Who’s downloading pirated papers? Everyone | Science

“But in increasing numbers, researchers around the world are turning to Sci-Hub, which hosts 50 million papers and counting. Over the 6 months leading up to March, Sci-Hub served up 28 million documents. More than 2.6 million download requests came from Iran, 3.4 million from India, and 4.4 million from China. The papers cover every scientific topic, from obscure physics experiments published decades ago to the latest breakthroughs in biotechnology. The publisher with the most requested Sci-Hub articles? It is Elsevier by a long shot—Sci-Hub provided half-a-million downloads of Elsevier papers in one recent week.

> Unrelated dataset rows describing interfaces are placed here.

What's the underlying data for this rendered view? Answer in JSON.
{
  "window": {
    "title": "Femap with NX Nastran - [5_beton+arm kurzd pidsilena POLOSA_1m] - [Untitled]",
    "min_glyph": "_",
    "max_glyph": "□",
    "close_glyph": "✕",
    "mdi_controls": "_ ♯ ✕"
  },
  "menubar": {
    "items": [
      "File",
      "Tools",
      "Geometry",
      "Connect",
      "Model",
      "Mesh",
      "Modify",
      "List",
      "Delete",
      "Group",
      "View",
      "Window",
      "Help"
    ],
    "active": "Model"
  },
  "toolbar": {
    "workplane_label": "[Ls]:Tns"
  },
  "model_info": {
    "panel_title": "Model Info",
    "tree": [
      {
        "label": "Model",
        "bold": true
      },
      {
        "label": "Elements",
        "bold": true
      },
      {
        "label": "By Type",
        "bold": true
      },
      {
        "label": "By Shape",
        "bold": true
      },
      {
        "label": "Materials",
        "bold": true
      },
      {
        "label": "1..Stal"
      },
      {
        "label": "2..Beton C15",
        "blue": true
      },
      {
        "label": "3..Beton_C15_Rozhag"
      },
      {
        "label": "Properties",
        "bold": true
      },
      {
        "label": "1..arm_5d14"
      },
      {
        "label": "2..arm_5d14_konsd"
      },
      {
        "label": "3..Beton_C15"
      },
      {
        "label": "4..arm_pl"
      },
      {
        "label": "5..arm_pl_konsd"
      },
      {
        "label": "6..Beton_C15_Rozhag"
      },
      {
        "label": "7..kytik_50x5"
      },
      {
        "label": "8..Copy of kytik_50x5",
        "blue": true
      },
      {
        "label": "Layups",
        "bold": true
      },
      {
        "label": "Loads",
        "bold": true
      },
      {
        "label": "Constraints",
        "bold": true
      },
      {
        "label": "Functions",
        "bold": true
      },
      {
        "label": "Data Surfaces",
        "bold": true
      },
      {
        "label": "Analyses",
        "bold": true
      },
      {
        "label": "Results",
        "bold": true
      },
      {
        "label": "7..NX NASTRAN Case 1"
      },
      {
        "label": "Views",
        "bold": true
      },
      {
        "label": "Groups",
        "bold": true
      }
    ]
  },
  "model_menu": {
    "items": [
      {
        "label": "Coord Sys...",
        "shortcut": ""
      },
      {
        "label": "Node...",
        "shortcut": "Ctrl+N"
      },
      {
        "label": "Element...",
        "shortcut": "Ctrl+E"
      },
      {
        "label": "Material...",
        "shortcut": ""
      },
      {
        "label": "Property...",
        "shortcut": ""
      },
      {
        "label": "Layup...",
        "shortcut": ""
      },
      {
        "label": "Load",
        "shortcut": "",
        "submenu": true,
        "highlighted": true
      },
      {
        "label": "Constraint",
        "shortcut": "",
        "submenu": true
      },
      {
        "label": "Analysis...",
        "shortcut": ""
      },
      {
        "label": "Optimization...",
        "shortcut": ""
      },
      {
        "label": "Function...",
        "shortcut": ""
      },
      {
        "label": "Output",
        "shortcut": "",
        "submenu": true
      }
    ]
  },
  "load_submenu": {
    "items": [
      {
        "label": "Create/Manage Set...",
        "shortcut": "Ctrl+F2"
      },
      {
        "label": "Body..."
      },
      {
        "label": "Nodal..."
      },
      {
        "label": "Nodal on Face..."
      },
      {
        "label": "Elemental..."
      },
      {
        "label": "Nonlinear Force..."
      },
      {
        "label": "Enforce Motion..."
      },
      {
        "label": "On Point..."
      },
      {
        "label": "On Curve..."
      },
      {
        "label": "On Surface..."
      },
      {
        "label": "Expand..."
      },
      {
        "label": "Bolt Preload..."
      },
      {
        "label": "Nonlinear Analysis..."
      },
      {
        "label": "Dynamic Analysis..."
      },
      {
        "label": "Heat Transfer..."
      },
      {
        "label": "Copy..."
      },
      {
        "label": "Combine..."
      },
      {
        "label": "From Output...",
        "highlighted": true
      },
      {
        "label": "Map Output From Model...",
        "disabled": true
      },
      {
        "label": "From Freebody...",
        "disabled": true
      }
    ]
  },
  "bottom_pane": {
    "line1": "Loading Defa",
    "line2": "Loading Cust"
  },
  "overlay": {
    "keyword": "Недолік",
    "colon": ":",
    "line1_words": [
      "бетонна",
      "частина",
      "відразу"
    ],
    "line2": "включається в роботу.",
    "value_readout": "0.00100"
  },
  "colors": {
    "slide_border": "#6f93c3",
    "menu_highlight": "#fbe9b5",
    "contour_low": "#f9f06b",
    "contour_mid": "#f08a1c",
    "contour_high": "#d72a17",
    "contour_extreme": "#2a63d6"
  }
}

These statistics are based on extensive server log data supplied by Alexandra Elbakyan, the neuroscientist who created Sci-Hub in 2011 as a 22-year-old graduate student in Kazakhstan (see bio, p. 511). I asked her for the data because, in spite of the flurry of polarized opinion pieces, blog posts, and tweets about Sci-Hub and what effect it has on research and academic publishing, some of the most basic questions remain unanswered: Who are Sci-Hub’s users, where are they, and what are they reading? …”

Study explores peer-to-peer research sharing communities

“Peer-to-peer research sharing looks a lot like sharing of other forms of media, a new study suggests. While some researchers are personally opposed to copyright, others pirate research simply for the sake of convenience. Piracy been around for decades, but the sources of pirated music, movies and more have multiplied over the years, expanding beyond platforms such as Napster and the Pirate Bay. Today, many users search for copyrighted scholarly papers on Facebook, Reddit and Twitter or repositories such as Library Genesis (LibGen) and Sci-Hub. Carolyn Caffrey Gardner and Gabriel J. Gardner, librarians at the University of Southern California and California State University at Long Beach, respectively, recently explored the motivations of the people who use those sites. Their paper, ‘Fast and Furious (at Publishers): The Motivations Behind Crowdsourced Research Sharing,’ will appear in an upcoming edition of College & Research Libraries, a publication of the Association of College and Research Libraries …”

A few thoughts on Sci-Hub

“I was just quoted in the NYTimes saying that “Unlawful [open] access gives open access a bad name.” 

I’m already taking heat from friends and allies for saying it. But I also said more on the same subject that was not quoted. I’ll clarify a bit here by providing some of what the NYT omitted. But I’m well aware that some friends and allies who disagree with the short formulation will also disagree with the long version. 

In my unquoted elaboration, I said that Sci-Hub leaves the false impression that OA requires copyright infringement, or that OA must be unlawful….”

Meet the Robin Hood of Science | Big Think

” … On September 5th, 2011, Alexandra Elbakyan, a researcher from Kazakhstan, created Sci-Hub, a website that bypasses journal paywalls, illegally providing access to nearly every scientific paper ever published immediately to anyone who wants it. The website works in two stages, firstly by attempting to download a copy from the LibGen database of pirated content, which opened its doors to academic papers in 2012 and now contains over 48 million scientific papers. The ingenious part of the system is that if LibGen does not already have a copy of the paper, Sci-hub bypasses the journal paywall in real time by using access keys donated by academics lucky enough to study at institutions with an adequate range of subscriptions. This allows Sci-Hub to route the user straight to the paper through publishers such as JSTOR, Springer, Sage, and Elsevier. After delivering the paper to the user within seconds, Sci-Hub donates a copy of the paper to LibGen for good measure, where it will be stored forever, accessible by everyone and anyone …”